Regular physical activity and exercise have been shown to positively impact cortisol levels and help with weight management. Engaging in moderate-intensity aerobic exercise and strength training can help regulate cortisol secretion and reduce stress. Exercise also increases energy expenditure, promotes muscle growth, and improves insulin sensitivity, all of which collectively support a healthy body composition and contribute to weight loss or weight maintenance.
Chronic Illnesses and Medications
Chronic illnesses and certain medications can affect cortisol levels and contribute to weight gain. Conditions such as polycystic ovary syndrome (PCOS) and rheumatoid arthritis have been associated with cortisol dysregulation and increased abdominal fat storage. Additionally, medications like corticosteroids, commonly prescribed for inflammatory conditions, can disrupt cortisol balance and contribute to weight gain as a side effect. Proper management of underlying health conditions and regular monitoring of medication effects can help address cortisol-related weight concerns.

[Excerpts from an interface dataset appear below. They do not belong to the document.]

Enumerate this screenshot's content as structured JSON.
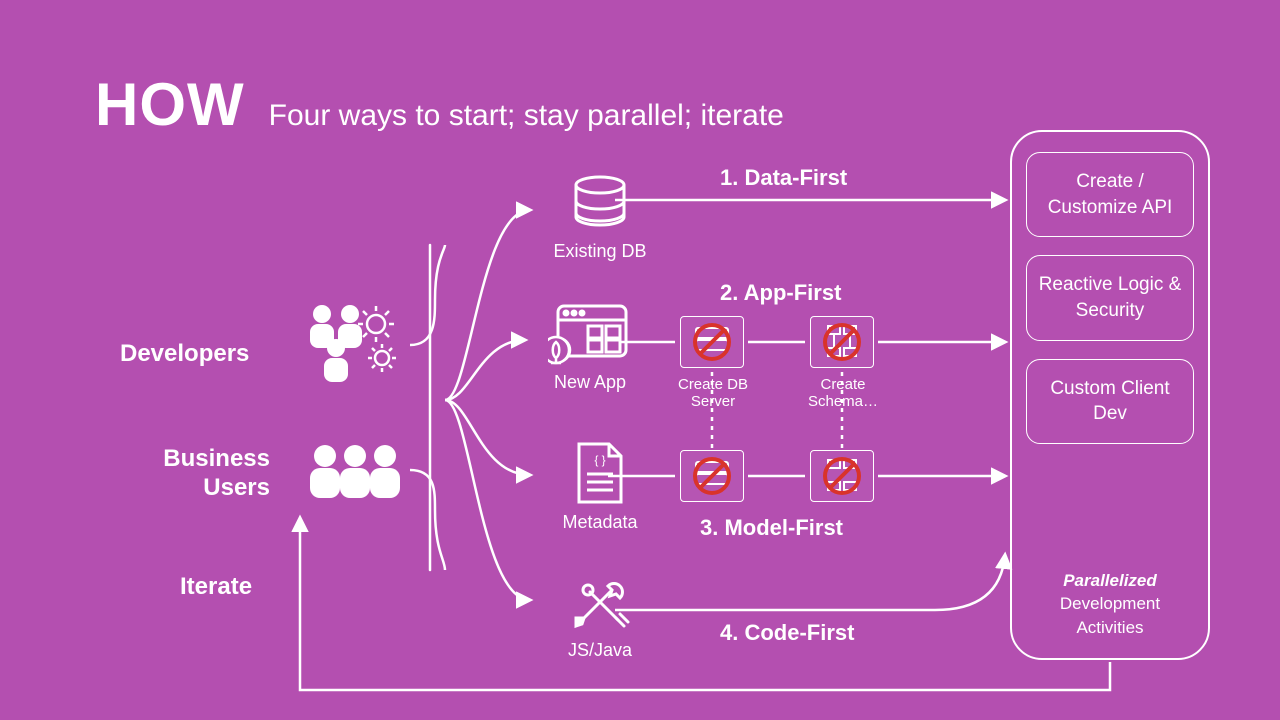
{
  "title": {
    "main": "HOW",
    "sub": "Four ways to start; stay parallel; iterate"
  },
  "roles": {
    "developers": "Developers",
    "business_users": "Business Users"
  },
  "iterate_label": "Iterate",
  "sources": {
    "existing_db": "Existing DB",
    "new_app": "New App",
    "metadata": "Metadata",
    "js_java": "JS/Java"
  },
  "paths": {
    "data_first": "1. Data-First",
    "app_first": "2. App-First",
    "model_first": "3. Model-First",
    "code_first": "4. Code-First"
  },
  "skip": {
    "create_db_server": "Create DB Server",
    "create_schema": "Create Schema…"
  },
  "right": {
    "box1": "Create / Customize API",
    "box2": "Reactive Logic & Security",
    "box3": "Custom Client Dev",
    "footer_em": "Parallelized",
    "footer_rest": "Development Activities"
  }
}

Addressing Low Cortisol and Weight Management
Diagnosis of Cortisol Imbalance
To address low cortisol and its impact on weight management, it is crucial to properly diagnose cortisol imbalances. This often involves specialized testing, including blood tests to measure cortisol levels throughout the day, and potentially further assessments to identify the underlying cause of hypocortisolism. Working closely with healthcare professionals, such as endocrinologists or functional medicine practitioners, can aid in obtaining an accurate diagnosis and developing an appropriate treatment plan.
Treating Low Cortisol
The treatment of low cortisol levels largely depends on the underlying cause and severity of adrenal insufficiency. Patients with diagnosed adrenal insufficiency are usually prescribed cortisol replacement therapy in the form of oral corticosteroids. These medications aim to replace the inadequate cortisol production, restore hormonal balance, and mitigate the associated symptoms, including weight gain. Dosages are carefully tailored to each patient’s needs and monitored regularly to maintain optimal cortisol levels.
Lifestyle Changes to Support Hormonal Balance
In addition to medical interventions, lifestyle changes can play a crucial role in supporting hormonal balance and weight management in individuals with low cortisol levels. Reducing chronic stress through techniques like mindfulness, meditation, and stress management strategies can help regulate cortisol secretion. Adopting a nutritious, balanced diet, prioritizing quality sleep, and engaging in regular physical activity can further support overall hormonal health and contribute to weight loss or weight maintenance.
Strategies for Weight Loss with Low Cortisol
Weight loss can be challenging for individuals with low cortisol levels due to the impact of cortisol on metabolism and energy expenditure. However, implementing specific strategies can help overcome these hurdles. Gradually increasing physical activity levels, combining aerobic exercises with strength training, and focusing on building lean muscle mass can help boost metabolism and burn more calories. Additionally, ensuring a well-balanced diet, with appropriate portion sizes and nutrient composition, can support weight loss efforts. Working with a registered dietitian or weight loss specialist can provide personalized guidance and support in developing effective strategies for weight management.
Understanding the role of cortisol in weight gain is essential for comprehensive weight management. While high cortisol levels have been extensively explored and linked to weight gain, low cortisol levels can also contribute to weight gain and metabolic dysfunction. Cortisol dysregulation can disrupt hormonal balance, influence appetite, alter metabolism, and affect energy expenditure. Addressing cortisol imbalances, whether high or low, through proper diagnosis, medical interventions, lifestyle modifications, and weight management strategies can help individuals achieve a more balanced hormonal profile and support their weight loss or weight maintenance goals. By prioritizing healthy lifestyle practices, stress management, and seeking appropriate medical care, individuals can navigate the complex relationship between cortisol and weight gain with informed decisions and improved overall well-being.